┌─ Material for the task

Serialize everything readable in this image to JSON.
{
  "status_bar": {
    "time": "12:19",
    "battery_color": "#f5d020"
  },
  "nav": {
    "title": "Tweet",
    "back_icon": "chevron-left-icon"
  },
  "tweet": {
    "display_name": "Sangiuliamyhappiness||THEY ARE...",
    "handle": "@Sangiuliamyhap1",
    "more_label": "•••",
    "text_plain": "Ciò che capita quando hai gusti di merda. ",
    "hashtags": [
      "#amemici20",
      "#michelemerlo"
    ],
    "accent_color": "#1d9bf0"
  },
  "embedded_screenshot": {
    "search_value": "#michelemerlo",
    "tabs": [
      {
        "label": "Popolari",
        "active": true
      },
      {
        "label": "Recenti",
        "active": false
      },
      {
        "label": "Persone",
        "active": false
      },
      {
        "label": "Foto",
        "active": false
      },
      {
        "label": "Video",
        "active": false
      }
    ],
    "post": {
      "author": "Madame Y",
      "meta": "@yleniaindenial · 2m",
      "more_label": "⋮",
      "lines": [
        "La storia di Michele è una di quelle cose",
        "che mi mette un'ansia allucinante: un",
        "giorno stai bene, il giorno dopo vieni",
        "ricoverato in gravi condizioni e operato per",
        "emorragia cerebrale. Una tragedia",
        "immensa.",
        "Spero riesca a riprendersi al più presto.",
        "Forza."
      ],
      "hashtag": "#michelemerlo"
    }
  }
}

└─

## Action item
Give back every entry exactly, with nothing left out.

## Task solution
Serialize everything readable in this image to JSON.
{
  "status_bar": {
    "time": "12:19",
    "battery_color": "#f5d020"
  },
  "nav": {
    "title": "Tweet",
    "back_icon": "chevron-left-icon"
  },
  "tweet": {
    "display_name": "Sangiuliamyhappiness||THEY ARE...",
    "handle": "@Sangiuliamyhap1",
    "more_label": "•••",
    "text_plain": "Ciò che capita quando hai gusti di merda. ",
    "hashtags": [
      "#amemici20",
      "#michelemerlo"
    ],
    "accent_color": "#1d9bf0"
  },
  "embedded_screenshot": {
    "search_value": "#michelemerlo",
    "tabs": [
      {
        "label": "Popolari",
        "active": true
      },
      {
        "label": "Recenti",
        "active": false
      },
      {
        "label": "Persone",
        "active": false
      },
      {
        "label": "Foto",
        "active": false
      },
      {
        "label": "Video",
        "active": false
      }
    ],
    "post": {
      "author": "Madame Y",
      "meta": "@yleniaindenial · 2m",
      "more_label": "⋮",
      "lines": [
        "La storia di Michele è una di quelle cose",
        "che mi mette un'ansia allucinante: un",
        "giorno stai bene, il giorno dopo vieni",
        "ricoverato in gravi condizioni e operato per",
        "emorragia cerebrale. Una tragedia",
        "immensa.",
        "Spero riesca a riprendersi al più presto.",
        "Forza."
      ],
      "hashtag": "#michelemerlo"
    }
  }
}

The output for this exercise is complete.